  1. ^ a b c "Vidhu Vinod Chopra's upcoming film 'Shikara - A love letter from Kashmir' is slated to release on THIS date - Times of India". The Times of India. Retrieved 20 December 2019.
  2. ^ a b c Pallabi Dey Purkayastha (7 February 2020). Shikara Movie Review: Love that stands the test of time, war and conflict, retrieved 7 February 2020. The Times of India.
  3. ^ a b "Shikara Box Office". Bollywood Hungama. Retrieved 22 February 2020.
  4. ^ a b Sharma, Devansh (7 February 2020). "Shikara movie review: Vidhu Vinod Chopra's account of Kashmiri Pandit exodus is strikingly poetic but seldom urgent- Entertainment News, Firstpost". Firstpost. Retrieved 7 February 2020.{{cite web}}: CS1 maint: url-status (link)
  5. ^ "Vidhu Vinod Chopra's 'Shikara - A Love Letter From Kashmir's' trailer to be out on THIS day". The Times of India. 5 January 2020. Retrieved 10 January 2020.
  6. ^ "Vidhu Vinod Chopra brings searing pain of Kashmiri Pandit genocide on film". India Today. 7 January 2020. Retrieved 10 January 2020.
  7. ^ "Vidhu Vinod Chopra Highlights 'Untold Story' of Exodus of Kashmiri Pandits in 1990". India Today. 7 January 2020. Retrieved 10 January 2020.
  8. ^ "Five Reasons Why Chopra's 'Mission Kashmir' Failed With His New Flick - Shikara". Latest Asian, Middle-East, EurAsian, Indian News. 10 February 2020. Retrieved 19 March 2022.
  9. ^ "Kashmiri Pandit woman lashes out at Vidhu Vinod Chopra at Shikara screening: I disown your film". India Today. 8 February 2020. Retrieved 19 March 2022.
  10. ^ "Shikara review: Beautiful but not the untold story of Kashmiri Pandits it is marketed as". ThePrint. 7 February 2020. Retrieved 19 March 2022.

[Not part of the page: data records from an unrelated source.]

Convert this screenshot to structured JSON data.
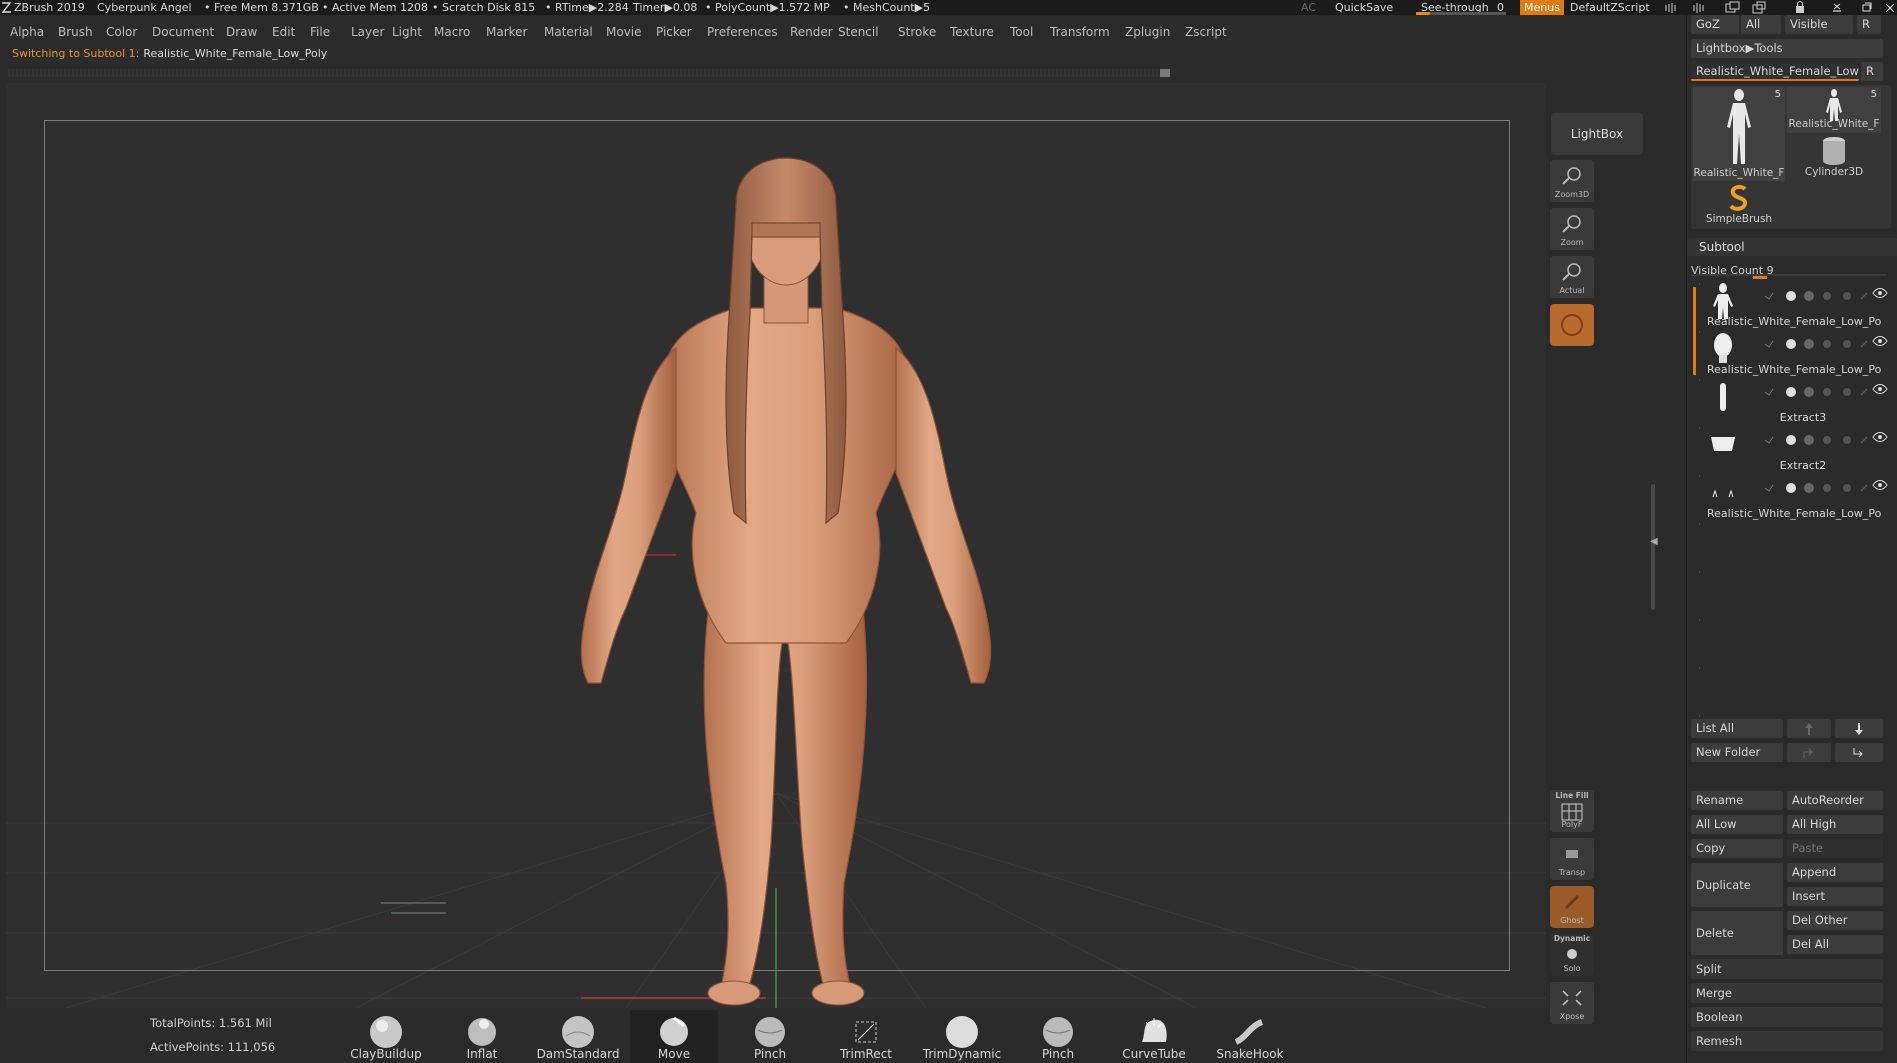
{
  "titlebar": {
    "app": "ZBrush 2019",
    "project": "Cyberpunk Angel",
    "freemem": "• Free Mem 8.371GB",
    "activemem": "• Active Mem 1208",
    "scratch": "• Scratch Disk 815",
    "rtime": "• RTime▶2.284",
    "timer": "Timer▶0.08",
    "polycount": "• PolyCount▶1.572 MP",
    "meshcount": "• MeshCount▶5",
    "ac": "AC",
    "quicksave": "QuickSave",
    "seethrough": "See-through",
    "seethrough_value": "0",
    "menus": "Menus",
    "script": "DefaultZScript"
  },
  "menubar": [
    "Alpha",
    "Brush",
    "Color",
    "Document",
    "Draw",
    "Edit",
    "File",
    "Layer",
    "Light",
    "Macro",
    "Marker",
    "Material",
    "Movie",
    "Picker",
    "Preferences",
    "Render",
    "Stencil",
    "Stroke",
    "Texture",
    "Tool",
    "Transform",
    "Zplugin",
    "Zscript"
  ],
  "notice": {
    "lead": "Switching to Subtool 1:",
    "name": "Realistic_White_Female_Low_Poly"
  },
  "shelf": {
    "lightbox": "LightBox",
    "zoom3d": "Zoom3D",
    "zoom": "Zoom",
    "actual": "Actual",
    "linefill_top": "Line Fill",
    "linefill": "PolyF",
    "transp": "Transp",
    "ghost": "Ghost",
    "dynamic": "Dynamic",
    "solo": "Solo",
    "xpose": "Xpose"
  },
  "tray": {
    "goz": "GoZ",
    "all": "All",
    "visible": "Visible",
    "r": "R",
    "lightbox_tools": "Lightbox▶Tools",
    "current_tool": "Realistic_White_Female_Low",
    "r2": "R",
    "thumbs": [
      {
        "label": "Realistic_White_F",
        "count": "5"
      },
      {
        "label": "Realistic_White_F",
        "count": "5"
      },
      {
        "label": "Cylinder3D",
        "count": ""
      },
      {
        "label": "SimpleBrush",
        "count": ""
      }
    ],
    "subtool_header": "Subtool",
    "visible_count": "Visible Count 9",
    "subtools": [
      "Realistic_White_Female_Low_Po",
      "Realistic_White_Female_Low_Po",
      "Extract3",
      "Extract2",
      "Realistic_White_Female_Low_Po"
    ],
    "list_all": "List All",
    "new_folder": "New Folder",
    "rename": "Rename",
    "autoreorder": "AutoReorder",
    "all_low": "All Low",
    "all_high": "All High",
    "copy": "Copy",
    "paste": "Paste",
    "duplicate": "Duplicate",
    "append": "Append",
    "insert": "Insert",
    "delete": "Delete",
    "del_other": "Del Other",
    "del_all": "Del All",
    "split": "Split",
    "merge": "Merge",
    "boolean": "Boolean",
    "remesh": "Remesh"
  },
  "stats": {
    "total": "TotalPoints: 1.561 Mil",
    "active": "ActivePoints: 111,056"
  },
  "brushes": [
    {
      "label": "ClayBuildup",
      "selected": false
    },
    {
      "label": "Inflat",
      "selected": false
    },
    {
      "label": "DamStandard",
      "selected": false
    },
    {
      "label": "Move",
      "selected": true
    },
    {
      "label": "Pinch",
      "selected": false
    },
    {
      "label": "TrimRect",
      "selected": false
    },
    {
      "label": "TrimDynamic",
      "selected": false
    },
    {
      "label": "Pinch",
      "selected": false
    },
    {
      "label": "CurveTube",
      "selected": false
    },
    {
      "label": "SnakeHook",
      "selected": false
    }
  ],
  "colors": {
    "accent": "#e07b14",
    "skin": "#d79b79",
    "skin_shadow": "#9c5f41",
    "background": "#2b2b2b"
  }
}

  11. ^ "Exclusive! Vidhu Vinod Chopra REACTS to #BoycottShikara, calls it 'dumb' - Times of India". The Times of India. Retrieved 4 April 2022.
  12. ^ "If I were to live my life again, I would tell God: Please, let me be born in Kashmir". Condé Nast Traveller India. 15 January 2020. Retrieved 18 January 2020.
  13. ^ Raina, Anil RainaAnil; Mar 16, Mumbai Mirror | Updated; 2018; Ist, 02:30. "Vidhu Vinod Chopra returns to Kashmir for his next". Mumbai Mirror. Retrieved 18 January 2020.{{cite web}}: CS1 maint: numeric names: authors list (link)
  14. ^ amazon prime video IN [@PrimeVideoIN] (4 April 2020). "watch the story of shiv & shanti come alive in shikhara! live now:" (Tweet) – via Twitter.
  15. ^ a b Kanyal, Jyoti (7 February 2020). "Shikara movie review: Vidhu Vinod Chopra's love letter from Kashmir". India Today. Retrieved 7 February 2020.{{cite web}}: CS1 maint: url-status (link)
  16. ^ Rao, Niraja. "'Shikara' delivers an atmospheric love story, but fails as a political drama". 📢 Newslaundry. Retrieved 13 March 2020.
  17. ^ Rosario, Kennith (7 February 2020). "'Shikara' movie review: A simplistic and tepid weepy". The Hindu. ISSN 0971-751X. Retrieved 7 February 2020.
  18. ^ Jhunjhunwala, Udita (7 February 2020). "Film review: 'Shikara' simplifies the politics behind the exodus". Livemint. Retrieved 7 February 2020.
  19. ^ Ramnath, Nandini. "'Shikara' movie review: The romance triumphs over the history lesson". Retrieved 7 February 2020.
  20. ^ Thakur, Tanul (7 February 2020). "Movie Review: 'Shikara' Is a Poetically Told Tale That Somewhere Loses its Way". The Wire. Retrieved 7 May 2022.
  21. ^ "Shikara - Original Motion Picture Soundtrack". Jio Saavn.

External links[edit]